> _Instructions to follow_: Take every line in the entries that includes the word "title" and copy it.

> _Items from a data source_:
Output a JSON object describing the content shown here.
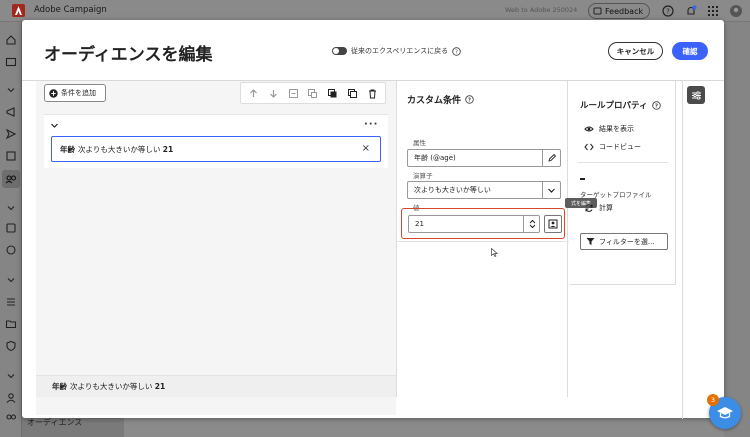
{
  "app": {
    "title": "Adobe Campaign",
    "org_name": "Web to Adobe 250024",
    "feedback_label": "Feedback",
    "notification_count": "3",
    "nav_audience_label": "オーディエンス"
  },
  "modal": {
    "title": "オーディエンスを編集",
    "legacy_toggle_label": "従来のエクスペリエンスに戻る",
    "cancel_label": "キャンセル",
    "confirm_label": "確認"
  },
  "canvas": {
    "add_condition_label": "条件を追加",
    "toolbar_tools": [
      "move-up-icon",
      "move-down-icon",
      "collapse-icon",
      "expand-icon",
      "duplicate-icon",
      "copy-icon",
      "delete-icon"
    ],
    "condition": {
      "attribute": "年齢",
      "operator": "次よりも大きいか等しい",
      "value": "21"
    },
    "summary": {
      "attribute": "年齢",
      "operator": "次よりも大きいか等しい",
      "value": "21"
    }
  },
  "custom_condition": {
    "title": "カスタム条件",
    "attribute_label": "属性",
    "attribute_value": "年齢 (@age)",
    "operator_label": "演算子",
    "operator_value": "次よりも大きいか等しい",
    "value_label": "値",
    "value": "21",
    "expression_tooltip": "式を編集"
  },
  "rule_properties": {
    "title": "ルールプロパティ",
    "view_results_label": "結果を表示",
    "code_view_label": "コードビュー",
    "target_profile_label": "ターゲットプロファイル",
    "calculate_label": "計算",
    "filter_button_label": "フィルターを選..."
  },
  "help": {
    "badge_count": "3"
  },
  "colors": {
    "accent": "#3b63fb",
    "highlight_border": "#d9452b",
    "brand": "#eb1000",
    "badge": "#e67000",
    "help_fab": "#3b8de6"
  }
}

> _Answer to the problem_:
    "title": "Adobe Campaign",
    "title": "オーディエンスを編集",
    "title": "カスタム条件",
    "title": "ルールプロパティ",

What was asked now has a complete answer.